For starters, it was invented by the famous chemist Linus Pauling. A harmless by-product of Jell-O synthesis, Vitamin C was originally thought to be simply an annoying scum at the bottom of the test tube. Then the Nobel laureate chemist found that if properly packaged and promoted as a cure for the common cold, Vitamin C could revolutionize the world of over-the-counter dietary supplements. Rumors that Pauling had drugged the Nobel committee to give him a second prize, this time for promoting world peace, are entirely unfounded. The tolerant Swede’s simply wanted to get him off his tiresome Vitamin C tirade, and hoped a second prize would do it. It didn’t.
Why do people who write instructions always leave out the word “the”? As in, “attach door to wall using hinges provided”. Does the word “the” cost that much money to print in instruction manuals?
———- from John Conery of Eugene, OR
Federal Law prohibits even the necessary use of the articles “the” or “a”. Nobody’s quite sure why such a law was passed, but it would take time away from a busy Congressional schedule to do something about it, and heaven knows we have bigger fish to fry. Preliminary research indicates that the kind of people who bother to read the instructions don’t notice the missing letters. In most cases, their anxiety level, or as most describe “the noise in their head” makes most rules of grammar and syntax irrelevant.
———- from Shannon of Langley, AFB, VA
It will, but it will grow slowly, and in a twisted manner. Seeds grown in root beer leap vigorously from seed to shoot, but soon shrivel and turn to paste. I’m excited that you’re sharing your horticultural soft drink experiments with us. I once grew several tons of radishes in a swimming pool filled with creme soda. They had a taste that was quite…unique. I eventually coated each radish with a polymer and sold them as jawbreakers. Even today there are adults who exhibit mouth and jaw deformities as a result of that unfortunate recycling decision.
———- from Rich Adams of San Jose, Ca.

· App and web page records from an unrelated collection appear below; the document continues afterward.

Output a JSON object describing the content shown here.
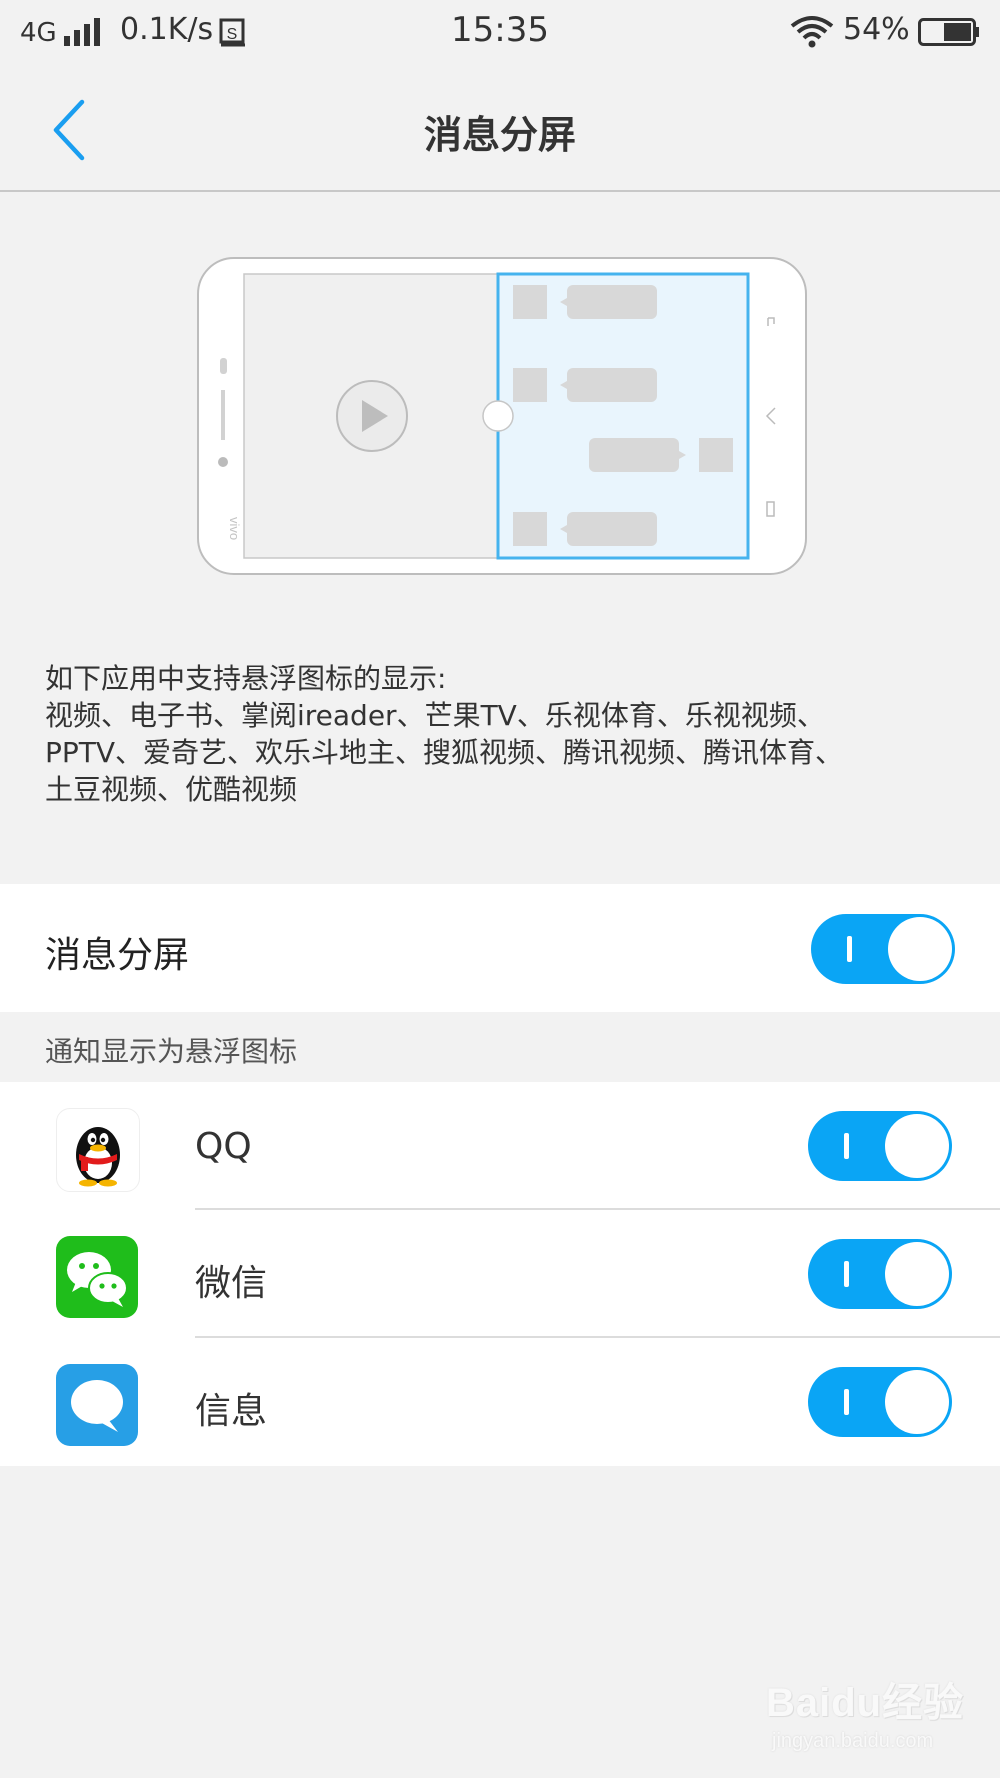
{
  "status_bar": {
    "network": "4G",
    "speed": "0.1K/s",
    "time": "15:35",
    "battery_percent": "54%",
    "icons": [
      "signal-icon",
      "sim-icon",
      "wifi-icon",
      "battery-icon"
    ]
  },
  "header": {
    "title": "消息分屏",
    "back_icon": "chevron-left-icon"
  },
  "description": {
    "heading": "如下应用中支持悬浮图标的显示:",
    "lines": [
      "视频、电子书、掌阅ireader、芒果TV、乐视体育、乐视视频、",
      "PPTV、爱奇艺、欢乐斗地主、搜狐视频、腾讯视频、腾讯体育、",
      "土豆视频、优酷视频"
    ]
  },
  "main_toggle": {
    "label": "消息分屏",
    "on": true
  },
  "section": {
    "label": "通知显示为悬浮图标"
  },
  "apps": [
    {
      "name": "QQ",
      "icon": "qq-penguin-icon",
      "on": true
    },
    {
      "name": "微信",
      "icon": "wechat-icon",
      "on": true
    },
    {
      "name": "信息",
      "icon": "messages-icon",
      "on": true
    }
  ],
  "watermark": {
    "brand": "Baidu经验",
    "url": "jingyan.baidu.com"
  },
  "colors": {
    "accent": "#0aa5f5",
    "background": "#f2f2f2",
    "card": "#ffffff"
  }
}
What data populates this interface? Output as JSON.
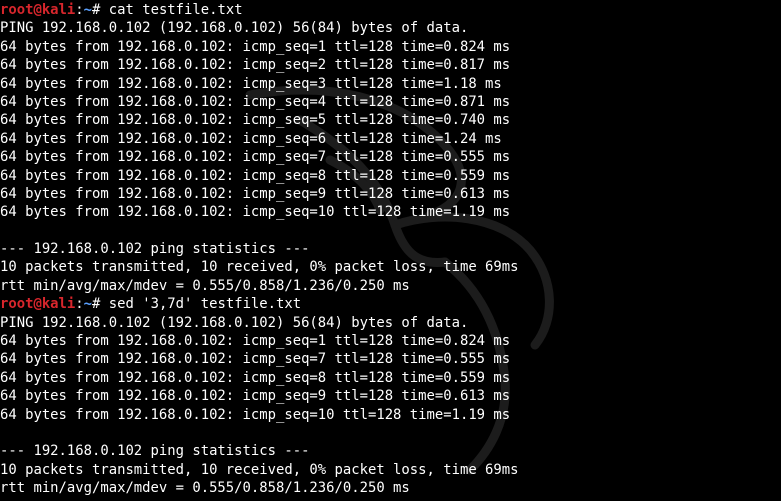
{
  "terminal": {
    "lines": [
      {
        "type": "prompt",
        "user": "root@kali",
        "sep": ":",
        "path": "~",
        "symbol": "# ",
        "command": "cat testfile.txt"
      },
      {
        "type": "text",
        "text": "PING 192.168.0.102 (192.168.0.102) 56(84) bytes of data."
      },
      {
        "type": "text",
        "text": "64 bytes from 192.168.0.102: icmp_seq=1 ttl=128 time=0.824 ms"
      },
      {
        "type": "text",
        "text": "64 bytes from 192.168.0.102: icmp_seq=2 ttl=128 time=0.817 ms"
      },
      {
        "type": "text",
        "text": "64 bytes from 192.168.0.102: icmp_seq=3 ttl=128 time=1.18 ms"
      },
      {
        "type": "text",
        "text": "64 bytes from 192.168.0.102: icmp_seq=4 ttl=128 time=0.871 ms"
      },
      {
        "type": "text",
        "text": "64 bytes from 192.168.0.102: icmp_seq=5 ttl=128 time=0.740 ms"
      },
      {
        "type": "text",
        "text": "64 bytes from 192.168.0.102: icmp_seq=6 ttl=128 time=1.24 ms"
      },
      {
        "type": "text",
        "text": "64 bytes from 192.168.0.102: icmp_seq=7 ttl=128 time=0.555 ms"
      },
      {
        "type": "text",
        "text": "64 bytes from 192.168.0.102: icmp_seq=8 ttl=128 time=0.559 ms"
      },
      {
        "type": "text",
        "text": "64 bytes from 192.168.0.102: icmp_seq=9 ttl=128 time=0.613 ms"
      },
      {
        "type": "text",
        "text": "64 bytes from 192.168.0.102: icmp_seq=10 ttl=128 time=1.19 ms"
      },
      {
        "type": "text",
        "text": ""
      },
      {
        "type": "text",
        "text": "--- 192.168.0.102 ping statistics ---"
      },
      {
        "type": "text",
        "text": "10 packets transmitted, 10 received, 0% packet loss, time 69ms"
      },
      {
        "type": "text",
        "text": "rtt min/avg/max/mdev = 0.555/0.858/1.236/0.250 ms"
      },
      {
        "type": "prompt",
        "user": "root@kali",
        "sep": ":",
        "path": "~",
        "symbol": "# ",
        "command": "sed '3,7d' testfile.txt"
      },
      {
        "type": "text",
        "text": "PING 192.168.0.102 (192.168.0.102) 56(84) bytes of data."
      },
      {
        "type": "text",
        "text": "64 bytes from 192.168.0.102: icmp_seq=1 ttl=128 time=0.824 ms"
      },
      {
        "type": "text",
        "text": "64 bytes from 192.168.0.102: icmp_seq=7 ttl=128 time=0.555 ms"
      },
      {
        "type": "text",
        "text": "64 bytes from 192.168.0.102: icmp_seq=8 ttl=128 time=0.559 ms"
      },
      {
        "type": "text",
        "text": "64 bytes from 192.168.0.102: icmp_seq=9 ttl=128 time=0.613 ms"
      },
      {
        "type": "text",
        "text": "64 bytes from 192.168.0.102: icmp_seq=10 ttl=128 time=1.19 ms"
      },
      {
        "type": "text",
        "text": ""
      },
      {
        "type": "text",
        "text": "--- 192.168.0.102 ping statistics ---"
      },
      {
        "type": "text",
        "text": "10 packets transmitted, 10 received, 0% packet loss, time 69ms"
      },
      {
        "type": "text",
        "text": "rtt min/avg/max/mdev = 0.555/0.858/1.236/0.250 ms"
      }
    ]
  },
  "colors": {
    "background": "#000000",
    "foreground": "#ffffff",
    "prompt_user": "#d7262c",
    "prompt_path": "#5aa0ff"
  },
  "background_icon": "kali-dragon-watermark-icon"
}
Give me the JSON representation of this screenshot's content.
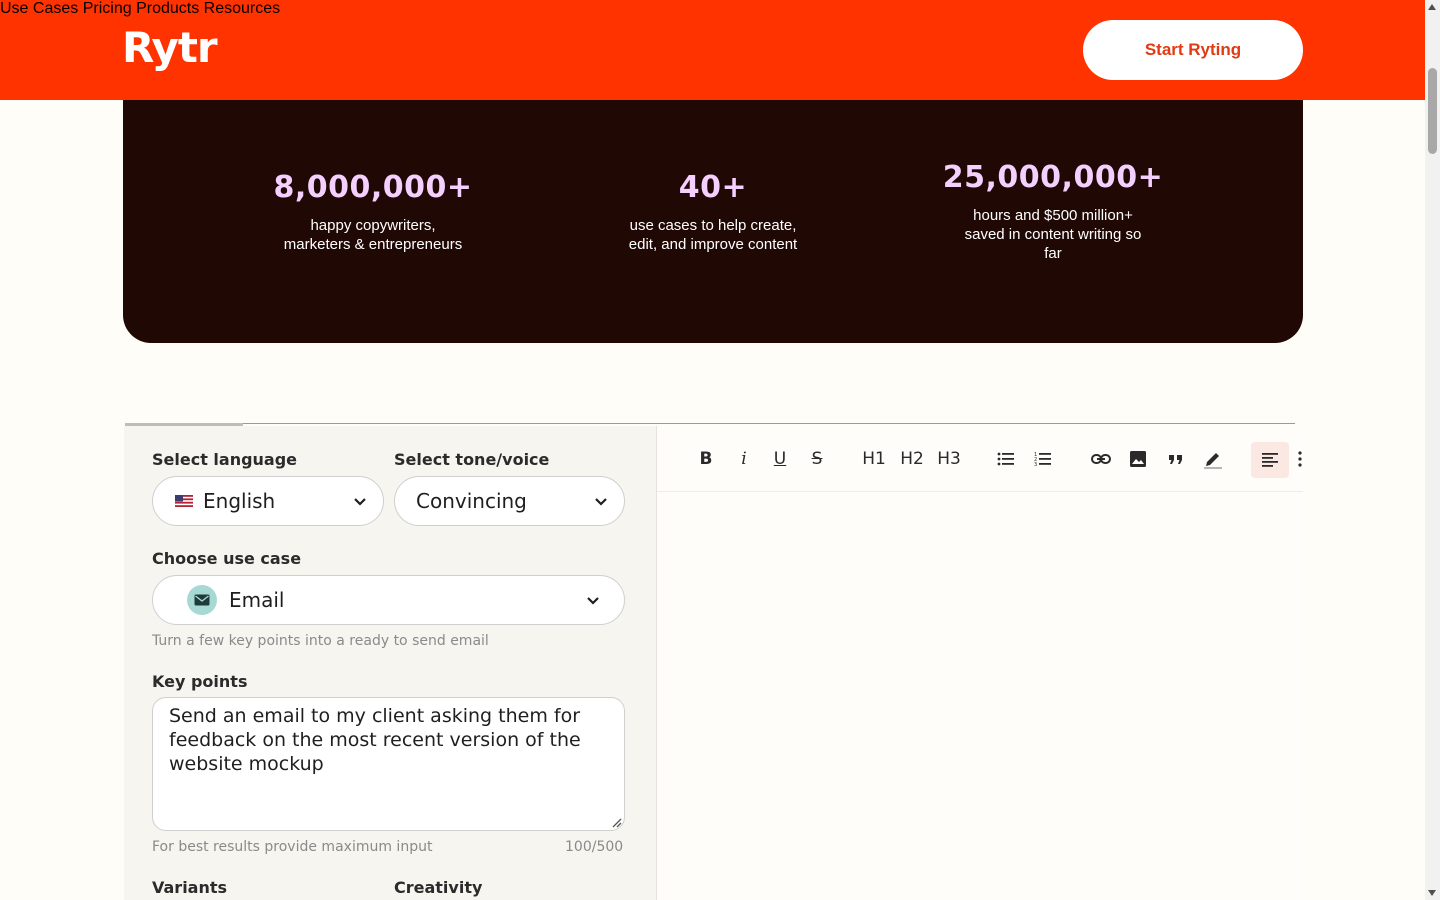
{
  "header": {
    "logo": "Rytr",
    "nav": [
      "Use Cases",
      "Pricing",
      "Products",
      "Resources"
    ],
    "cta": "Start Ryting"
  },
  "stats": [
    {
      "number": "8,000,000+",
      "desc_line1": "happy copywriters,",
      "desc_line2": "marketers & entrepreneurs"
    },
    {
      "number": "40+",
      "desc_line1": "use cases to help create,",
      "desc_line2": "edit, and improve content"
    },
    {
      "number": "25,000,000+",
      "desc_line1": "hours and $500 million+",
      "desc_line2": "saved in content writing so",
      "desc_line3": "far"
    }
  ],
  "form": {
    "language_label": "Select language",
    "language_value": "English",
    "tone_label": "Select tone/voice",
    "tone_value": "Convincing",
    "usecase_label": "Choose use case",
    "usecase_value": "Email",
    "usecase_helper": "Turn a few key points into a ready to send email",
    "keypoints_label": "Key points",
    "keypoints_value": "Send an email to my client asking them for feedback on the most recent version of the website mockup",
    "keypoints_helper": "For best results provide maximum input",
    "keypoints_count": "100/500",
    "variants_label": "Variants",
    "creativity_label": "Creativity"
  },
  "toolbar": {
    "bold": "B",
    "italic": "i",
    "underline": "U",
    "strike": "S",
    "h1": "H1",
    "h2": "H2",
    "h3": "H3",
    "icons": [
      "bullet-list-icon",
      "numbered-list-icon",
      "link-icon",
      "image-icon",
      "quote-icon",
      "highlight-icon",
      "align-left-icon",
      "more-icon"
    ]
  },
  "colors": {
    "brand": "#ff3300",
    "stats_bg": "#200805",
    "stat_number": "#f4d0ff"
  }
}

It’s actually hair gel that’s glistening under those klieg lights. Moviemaking is a time-consuming process, and a shoot that begins at dawn often ends in the wee hours of the next morning. After a day of having nervous hair technicians touching up the actors’ do with spritzes and sprays, the set gets pretty slippery. Back when all shooting was done on a sound stage, they simply flushed the set with a firehose every hour or so, and let it all run down the drain. By the way, the set is gel covered during the early part of the day as well, but the angle of the sunlight makes it invisible.
When did the Latin-American countries become independent, and which type ofgovernment did they choose at the very beginning?
———- from M.Dingler fromPotsdam ofGermany